How can I start an effective mentorship program at my company?
As the longtime director of the Small Business Development Center at Kilgore College in Kilgore, Tex., Brad Bunt has watched plenty of entrepreneurs put mentorship programs to work -- with varying degrees of success. His three steps for getting it right:
1. Identify your goals.
What, exactly, do you aim to achieve through mentorship? “It generally comes down to retaining employees, improving employee satisfaction or increasing sales and productivity,” Bunt says.
2. Be a careful matchmaker.
This might seem like a no-brainer, but it’s not as simple as asking supervisors to mentor their subordinates. Figure out how prospective mentees learn, Bunt says, then find the right mentors for their learning styles.
3. Keep a close watch.
Set a timetable that allows things to really get going before you review the program.
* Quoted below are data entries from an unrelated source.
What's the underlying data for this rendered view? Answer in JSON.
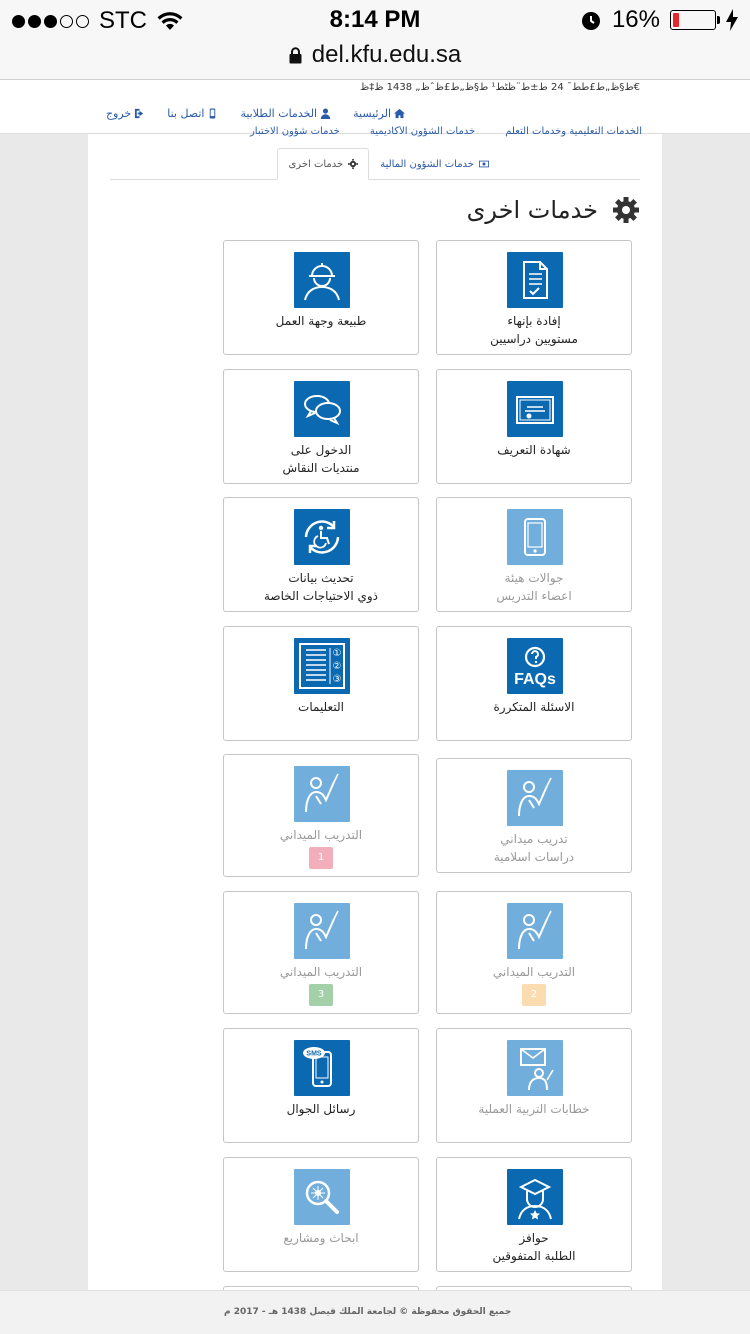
{
  "status_bar": {
    "carrier": "STC",
    "time": "8:14 PM",
    "battery_pct": "16%",
    "battery_level": 0.16,
    "battery_color": "#e8262d"
  },
  "browser": {
    "url": "del.kfu.edu.sa"
  },
  "header": {
    "garbled_date": "ط§ظ„ط£ط­ط¯ 24 ط±ط¨ظٹط¹ ط§ظ„ط£ظˆظ„ 1438 ظ‡ظ€",
    "nav": [
      {
        "label": "الرئيسية",
        "icon": "home-icon"
      },
      {
        "label": "الخدمات الطلابية",
        "icon": "user-icon"
      },
      {
        "label": "اتصل بنا",
        "icon": "mobile-icon"
      },
      {
        "label": "خروج",
        "icon": "logout-icon"
      }
    ]
  },
  "panel": {
    "clipped_tabs": [
      "الخدمات التعليمية وخدمات التعلم",
      "خدمات الشؤون الأكاديمية",
      "خدمات شؤون الاختبار"
    ],
    "tabs": [
      {
        "label": "خدمات الشؤون المالية",
        "icon": "money-icon",
        "active": false
      },
      {
        "label": "خدمات اخرى",
        "icon": "gear-icon",
        "active": true
      }
    ],
    "title": "خدمات اخرى"
  },
  "cards": [
    {
      "label": "إفادة بإنهاء\nمستويين دراسيين",
      "icon": "document-check-icon",
      "dim": false
    },
    {
      "label": "طبيعة وجهة العمل",
      "icon": "worker-helmet-icon",
      "dim": false
    },
    {
      "label": "شهادة التعريف",
      "icon": "certificate-icon",
      "dim": false
    },
    {
      "label": "الدخول على\nمنتديات النقاش",
      "icon": "chat-bubbles-icon",
      "dim": false
    },
    {
      "label": "جوالات هيئة\nاعضاء التدريس",
      "icon": "smartphone-icon",
      "dim": true
    },
    {
      "label": "تحديث بيانات\nذوي الاحتياجات الخاصة",
      "icon": "wheelchair-refresh-icon",
      "dim": false
    },
    {
      "label": "الاسئلة المتكررة",
      "icon": "faq-icon",
      "dim": false,
      "icon_text": "FAQs"
    },
    {
      "label": "التعليمات",
      "icon": "instructions-list-icon",
      "dim": false,
      "marks": [
        "①",
        "②",
        "③"
      ]
    },
    {
      "label": "تدريب ميداني\nدراسات اسلامية",
      "icon": "teacher-pointer-icon",
      "dim": true
    },
    {
      "label": "التدريب الميداني",
      "icon": "teacher-pointer-icon",
      "dim": true,
      "badge": "1",
      "badge_color": "#f3aebb"
    },
    {
      "label": "التدريب الميداني",
      "icon": "teacher-pointer-icon",
      "dim": true,
      "badge": "2",
      "badge_color": "#fbdcb0"
    },
    {
      "label": "التدريب الميداني",
      "icon": "teacher-pointer-icon",
      "dim": true,
      "badge": "3",
      "badge_color": "#a3cfa9"
    },
    {
      "label": "خطابات التربية العملية",
      "icon": "envelope-teacher-icon",
      "dim": true
    },
    {
      "label": "رسائل الجوال",
      "icon": "sms-phone-icon",
      "dim": false,
      "icon_text": "SMS"
    },
    {
      "label": "حوافز\nالطلبة المتفوقين",
      "icon": "graduate-star-icon",
      "dim": false
    },
    {
      "label": "ابحاث ومشاريع",
      "icon": "research-magnifier-icon",
      "dim": true
    }
  ],
  "footer": {
    "text": "جميع الحقوق محفوظة © لجامعة الملك فيصل 1438 هـ - 2017 م"
  }
}
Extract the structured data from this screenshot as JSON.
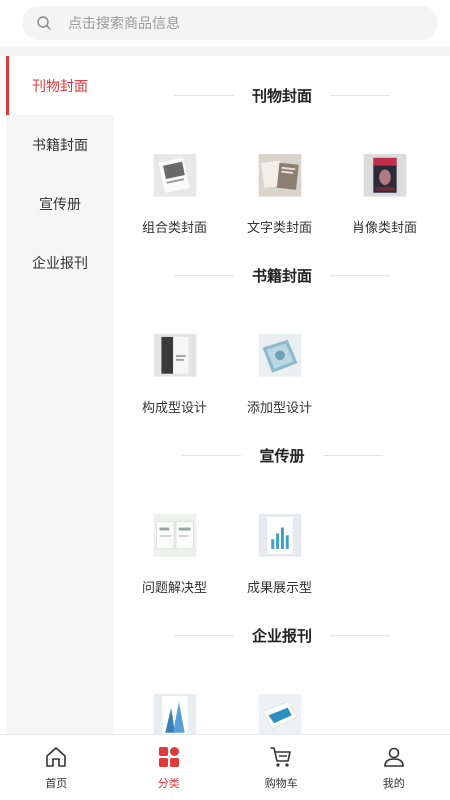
{
  "search": {
    "placeholder": "点击搜索商品信息",
    "icon": "search-icon"
  },
  "sidebar": {
    "items": [
      {
        "label": "刊物封面",
        "active": true
      },
      {
        "label": "书籍封面",
        "active": false
      },
      {
        "label": "宣传册",
        "active": false
      },
      {
        "label": "企业报刊",
        "active": false
      }
    ]
  },
  "sections": [
    {
      "title": "刊物封面",
      "items": [
        {
          "label": "组合类封面"
        },
        {
          "label": "文字类封面"
        },
        {
          "label": "肖像类封面"
        }
      ]
    },
    {
      "title": "书籍封面",
      "items": [
        {
          "label": "构成型设计"
        },
        {
          "label": "添加型设计"
        }
      ]
    },
    {
      "title": "宣传册",
      "items": [
        {
          "label": "问题解决型"
        },
        {
          "label": "成果展示型"
        }
      ]
    },
    {
      "title": "企业报刊",
      "items": [
        {
          "label": ""
        },
        {
          "label": ""
        }
      ]
    }
  ],
  "tabbar": {
    "items": [
      {
        "label": "首页",
        "icon": "home-icon"
      },
      {
        "label": "分类",
        "icon": "category-icon",
        "active": true
      },
      {
        "label": "购物车",
        "icon": "cart-icon"
      },
      {
        "label": "我的",
        "icon": "user-icon"
      }
    ]
  },
  "colors": {
    "accent": "#e03a3a",
    "sidebar_bg": "#f6f6f6",
    "search_bg": "#f4f4f4"
  }
}
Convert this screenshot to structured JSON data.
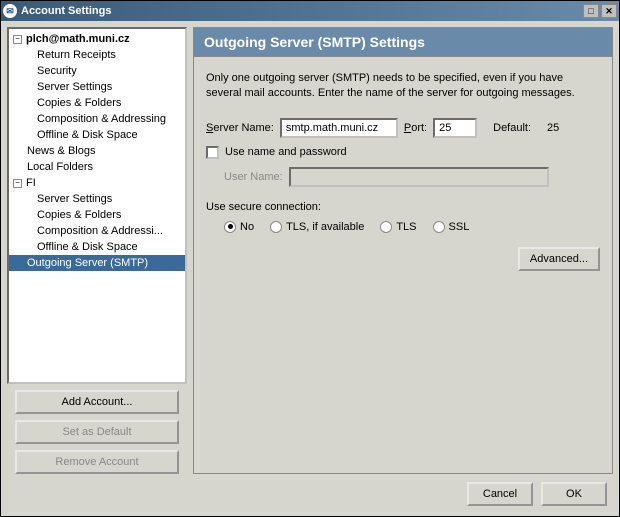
{
  "titlebar": {
    "title": "Account Settings"
  },
  "tree": {
    "acct1": {
      "name": "plch@math.muni.cz",
      "items": [
        "Return Receipts",
        "Security",
        "Server Settings",
        "Copies & Folders",
        "Composition & Addressing",
        "Offline & Disk Space"
      ]
    },
    "news": "News & Blogs",
    "local": "Local Folders",
    "acct2": {
      "name": "FI",
      "items": [
        "Server Settings",
        "Copies & Folders",
        "Composition & Addressi...",
        "Offline & Disk Space"
      ]
    },
    "smtp": "Outgoing Server (SMTP)"
  },
  "sidebar_buttons": {
    "add": "Add Account...",
    "default": "Set as Default",
    "remove": "Remove Account"
  },
  "panel": {
    "title": "Outgoing Server (SMTP) Settings",
    "description": "Only one outgoing server (SMTP) needs to be specified, even if you have several mail accounts. Enter the name of the server for outgoing messages.",
    "server_label": "Server Name:",
    "server_value": "smtp.math.muni.cz",
    "port_label": "Port:",
    "port_value": "25",
    "default_label": "Default:",
    "default_value": "25",
    "auth_checkbox": "Use name and password",
    "username_label": "User Name:",
    "username_value": "",
    "secure_label": "Use secure connection:",
    "radios": {
      "no": "No",
      "tls_avail": "TLS, if available",
      "tls": "TLS",
      "ssl": "SSL"
    },
    "advanced": "Advanced..."
  },
  "footer": {
    "cancel": "Cancel",
    "ok": "OK"
  }
}
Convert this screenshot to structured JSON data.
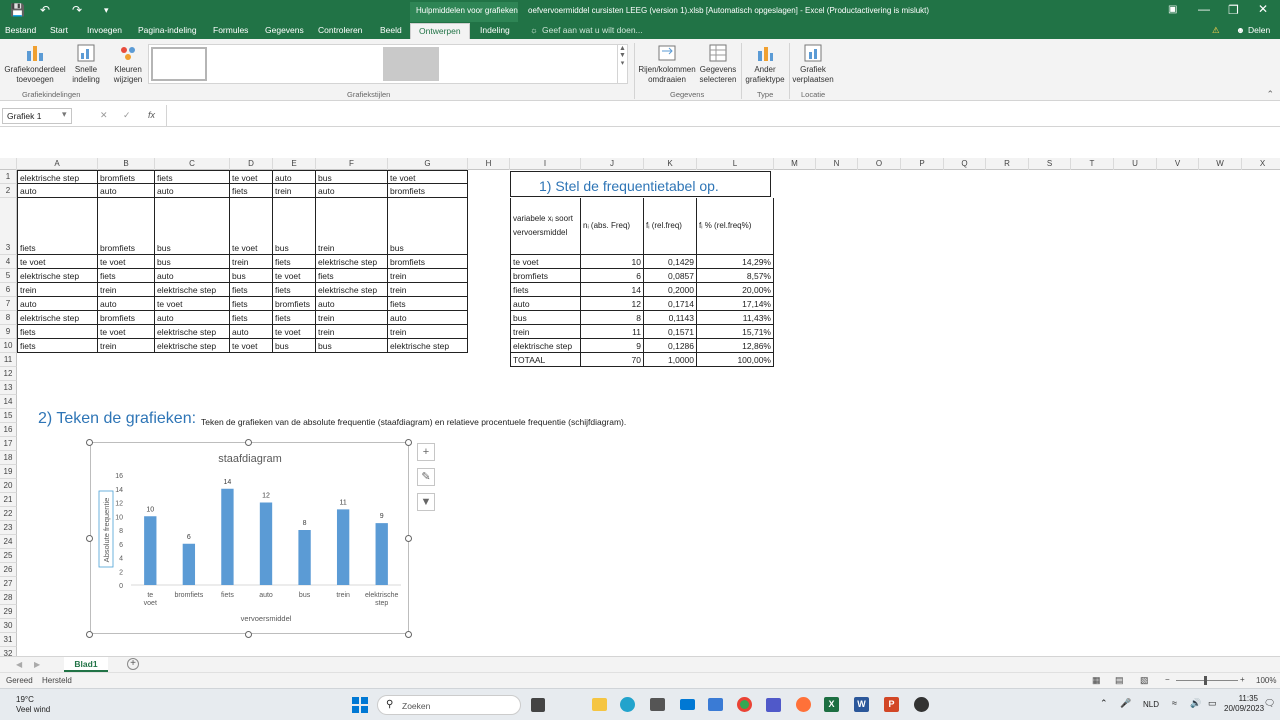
{
  "window": {
    "title": "oefvervoermiddel cursisten LEEG (version 1).xlsb [Automatisch opgeslagen] - Excel (Productactivering is mislukt)",
    "context_label": "Hulpmiddelen voor grafieken",
    "share_label": "Delen"
  },
  "ribbon": {
    "tabs": [
      "Bestand",
      "Start",
      "Invoegen",
      "Pagina-indeling",
      "Formules",
      "Gegevens",
      "Controleren",
      "Beeld",
      "Ontwerpen",
      "Indeling"
    ],
    "active_tab": "Ontwerpen",
    "search_placeholder": "Geef aan wat u wilt doen...",
    "buttons": {
      "add_element": "Grafiekonderdeel toevoegen",
      "quick_layout": "Snelle indeling",
      "colors": "Kleuren wijzigen",
      "switch_rowcol": "Rijen/kolommen omdraaien",
      "select_data": "Gegevens selecteren",
      "change_type": "Ander grafiektype",
      "move_chart": "Grafiek verplaatsen"
    },
    "groups": {
      "layouts": "Grafiekindelingen",
      "styles": "Grafiekstijlen",
      "data": "Gegevens",
      "type": "Type",
      "location": "Locatie"
    }
  },
  "formula_bar": {
    "name_box": "Grafiek 1",
    "fx": "fx"
  },
  "columns": [
    "A",
    "B",
    "C",
    "D",
    "E",
    "F",
    "G",
    "H",
    "I",
    "J",
    "K",
    "L",
    "M",
    "N",
    "O",
    "P",
    "Q",
    "R",
    "S",
    "T",
    "U",
    "V",
    "W",
    "X"
  ],
  "rows": [
    "1",
    "2",
    "3",
    "4",
    "5",
    "6",
    "7",
    "8",
    "9",
    "10",
    "11",
    "12",
    "13",
    "14",
    "15",
    "16",
    "17",
    "18",
    "19",
    "20",
    "21",
    "22",
    "23",
    "24",
    "25",
    "26",
    "27",
    "28",
    "29",
    "30",
    "31",
    "32"
  ],
  "data_table": [
    [
      "elektrische step",
      "bromfiets",
      "fiets",
      "te voet",
      "auto",
      "bus",
      "te voet"
    ],
    [
      "auto",
      "auto",
      "auto",
      "fiets",
      "trein",
      "auto",
      "bromfiets"
    ],
    [
      "fiets",
      "bromfiets",
      "bus",
      "te voet",
      "bus",
      "trein",
      "bus"
    ],
    [
      "te voet",
      "te voet",
      "bus",
      "trein",
      "fiets",
      "elektrische step",
      "bromfiets"
    ],
    [
      "elektrische step",
      "fiets",
      "auto",
      "bus",
      "te voet",
      "fiets",
      "trein"
    ],
    [
      "trein",
      "trein",
      "elektrische step",
      "fiets",
      "fiets",
      "elektrische step",
      "trein"
    ],
    [
      "auto",
      "auto",
      "te voet",
      "fiets",
      "bromfiets",
      "auto",
      "fiets"
    ],
    [
      "elektrische step",
      "bromfiets",
      "auto",
      "fiets",
      "fiets",
      "trein",
      "auto"
    ],
    [
      "fiets",
      "te voet",
      "elektrische step",
      "auto",
      "te voet",
      "trein",
      "trein"
    ],
    [
      "fiets",
      "trein",
      "elektrische step",
      "te voet",
      "bus",
      "bus",
      "elektrische step"
    ]
  ],
  "freq": {
    "heading": "1) Stel de frequentietabel op.",
    "header": [
      "variabele xᵢ soort vervoersmiddel",
      "nᵢ (abs. Freq)",
      "fᵢ (rel.freq)",
      "fᵢ % (rel.freq%)"
    ],
    "rows": [
      [
        "te voet",
        "10",
        "0,1429",
        "14,29%"
      ],
      [
        "bromfiets",
        "6",
        "0,0857",
        "8,57%"
      ],
      [
        "fiets",
        "14",
        "0,2000",
        "20,00%"
      ],
      [
        "auto",
        "12",
        "0,1714",
        "17,14%"
      ],
      [
        "bus",
        "8",
        "0,1143",
        "11,43%"
      ],
      [
        "trein",
        "11",
        "0,1571",
        "15,71%"
      ],
      [
        "elektrische step",
        "9",
        "0,1286",
        "12,86%"
      ],
      [
        "TOTAAL",
        "70",
        "1,0000",
        "100,00%"
      ]
    ]
  },
  "section2": {
    "heading": "2) Teken de grafieken:",
    "text": "Teken de grafieken van de absolute frequentie (staafdiagram) en relatieve procentuele frequentie (schijfdiagram)."
  },
  "chart_data": {
    "type": "bar",
    "title": "staafdiagram",
    "categories": [
      "te voet",
      "bromfiets",
      "fiets",
      "auto",
      "bus",
      "trein",
      "elektrische step"
    ],
    "values": [
      10,
      6,
      14,
      12,
      8,
      11,
      9
    ],
    "xlabel": "vervoersmiddel",
    "ylabel": "Absolute frequentie",
    "ylim": [
      0,
      16
    ],
    "yticks": [
      0,
      2,
      4,
      6,
      8,
      10,
      12,
      14,
      16
    ],
    "color": "#5b9bd5",
    "grid": false,
    "data_labels": true
  },
  "sheet_tab": "Blad1",
  "status": {
    "ready": "Gereed",
    "recovered": "Hersteld",
    "zoom": "100%"
  },
  "taskbar": {
    "weather_temp": "19°C",
    "weather_desc": "Veel wind",
    "search": "Zoeken",
    "lang": "NLD",
    "time": "11:35",
    "date": "20/09/2023"
  }
}
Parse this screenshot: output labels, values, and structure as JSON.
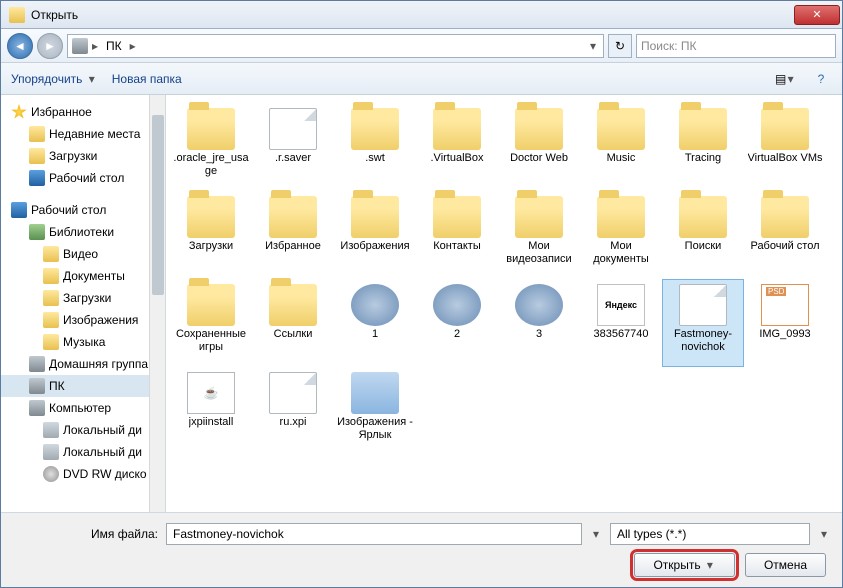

Bunt says six months is usually the sweet spot. “Once it’s established,” he says, “mentors get over some of the insecurities they had and see the benefits of the program.”